When it comes to both religious and gastronomic dogma, I'm an avowed agnostic. I've always questioned authority--my sanity would not have survived otherwise. Take, for example, farmed vs. wild salmon. Yes, most salmon farms are horribly crowded and pose serious environmental problems--well documented elsewhere. However, I don't think domesticated salmon have to be so different from domesticated chicken. I visited a salmon farm in Norway last month, and it looked just like my uncle's Tyson-like chicken farm in Japan. I even tasted some of the fish food. It tasted like bonito flakes.
But why couldn't a premium farm-raised salmon--less crowded, raised on natural feed--not be the gastronomic equivalent of a Bresse chicken?

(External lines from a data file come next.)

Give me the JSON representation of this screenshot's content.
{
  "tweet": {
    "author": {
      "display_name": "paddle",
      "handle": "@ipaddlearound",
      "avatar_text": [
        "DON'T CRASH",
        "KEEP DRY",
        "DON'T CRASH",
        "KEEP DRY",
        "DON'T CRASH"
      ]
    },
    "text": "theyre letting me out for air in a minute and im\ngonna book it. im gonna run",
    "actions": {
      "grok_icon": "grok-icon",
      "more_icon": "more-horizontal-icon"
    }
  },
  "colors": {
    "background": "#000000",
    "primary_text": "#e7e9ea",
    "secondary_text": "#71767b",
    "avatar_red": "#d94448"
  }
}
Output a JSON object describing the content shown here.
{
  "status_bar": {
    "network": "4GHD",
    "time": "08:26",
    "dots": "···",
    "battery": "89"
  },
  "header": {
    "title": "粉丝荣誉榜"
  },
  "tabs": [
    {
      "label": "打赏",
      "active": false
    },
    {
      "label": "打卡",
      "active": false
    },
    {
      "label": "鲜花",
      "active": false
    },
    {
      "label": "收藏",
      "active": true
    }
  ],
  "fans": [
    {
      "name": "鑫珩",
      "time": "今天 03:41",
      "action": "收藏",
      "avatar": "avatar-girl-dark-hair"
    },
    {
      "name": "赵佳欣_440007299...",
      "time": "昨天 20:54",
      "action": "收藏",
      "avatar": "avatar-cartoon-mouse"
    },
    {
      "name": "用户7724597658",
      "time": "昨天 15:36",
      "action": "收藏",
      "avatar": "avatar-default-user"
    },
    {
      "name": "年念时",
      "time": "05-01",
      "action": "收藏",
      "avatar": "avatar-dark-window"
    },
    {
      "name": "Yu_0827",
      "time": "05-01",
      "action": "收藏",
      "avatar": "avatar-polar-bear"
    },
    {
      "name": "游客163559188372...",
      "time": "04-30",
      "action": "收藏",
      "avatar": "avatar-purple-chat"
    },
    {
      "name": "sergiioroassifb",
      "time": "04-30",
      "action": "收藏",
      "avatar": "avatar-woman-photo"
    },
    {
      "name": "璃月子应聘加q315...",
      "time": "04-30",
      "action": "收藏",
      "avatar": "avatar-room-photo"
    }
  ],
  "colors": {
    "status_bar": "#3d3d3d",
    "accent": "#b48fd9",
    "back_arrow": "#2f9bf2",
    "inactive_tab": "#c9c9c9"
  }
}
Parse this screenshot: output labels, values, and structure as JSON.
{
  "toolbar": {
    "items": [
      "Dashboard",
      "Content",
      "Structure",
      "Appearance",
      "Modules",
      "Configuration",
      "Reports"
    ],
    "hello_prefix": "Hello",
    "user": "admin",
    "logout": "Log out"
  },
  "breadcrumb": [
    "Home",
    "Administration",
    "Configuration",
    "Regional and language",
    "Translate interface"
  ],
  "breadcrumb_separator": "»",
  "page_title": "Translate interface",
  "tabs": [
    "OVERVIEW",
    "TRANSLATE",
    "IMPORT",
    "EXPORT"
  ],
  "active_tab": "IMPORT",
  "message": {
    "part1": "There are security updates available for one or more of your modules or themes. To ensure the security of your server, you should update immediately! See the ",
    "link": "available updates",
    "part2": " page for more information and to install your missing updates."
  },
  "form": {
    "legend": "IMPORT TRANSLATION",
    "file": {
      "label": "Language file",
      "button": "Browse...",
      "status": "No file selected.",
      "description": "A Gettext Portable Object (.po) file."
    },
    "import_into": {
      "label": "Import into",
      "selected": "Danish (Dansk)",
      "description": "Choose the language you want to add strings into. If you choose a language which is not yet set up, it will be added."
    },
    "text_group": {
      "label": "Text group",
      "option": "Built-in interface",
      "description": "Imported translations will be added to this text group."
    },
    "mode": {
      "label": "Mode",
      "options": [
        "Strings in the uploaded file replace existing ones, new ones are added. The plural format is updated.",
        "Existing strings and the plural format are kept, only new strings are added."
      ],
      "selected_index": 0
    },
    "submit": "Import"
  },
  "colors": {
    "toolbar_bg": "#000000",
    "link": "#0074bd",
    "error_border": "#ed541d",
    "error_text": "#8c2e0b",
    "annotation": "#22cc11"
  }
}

People don't think wild turkey is automatically better than domestic--in fact, most people have to learn to like the taste of wild game. In May, I was served a wild salmon from the Loire at L'Ambroisie. (Important note: we did not order the salmon since it was not on the menu--the restaurant had only the one. The chef thought it would please us.) It was a very curious fish--very pale, even for a wild salmon, almost a ghost of a salmon. I was interested in having the new experience and it was of course perfectly prepared, but I could not say it was the best salmon I ever had. The fish had swum many, many miles more than other salmon and was at the last extremes of exhaustion, not to mention lean and delicate. I could also have said flabby and tasteless and still be right. Honestly, there is also something to be said for a fat fish custom fed for full flavor and harvested in the prime of life.
However, taste aside, was it right to eat something so rare? Did it have a chance to spawn after going so far? I have a friend who does not consider a 3-star experience good unless it features something rare. Is depleting the already perilous wild stock even further better for the environment?
I eat anything as long as my own moral conscience allows, and I think that's par for the course in modern smorgasbord Western ethics in general. Foie gras yes, beluga not any more.
As for foam eaters, I've often been called a food snob for my more extravagant flings and championing of modern foods. However, I do think there are at least two kinds of foodies: those that eat for pleasure, and those that eat for status. Iggers points out (not entirely accurately) that once everybody in America ate pretty much the same thing, but after the foodie revolution, there grew a class divide between those that still eat Jell-O and those who have recoiled in shame.
Frankly, life is too short for pointless shame. Eat what gives you joy is my personal creedo.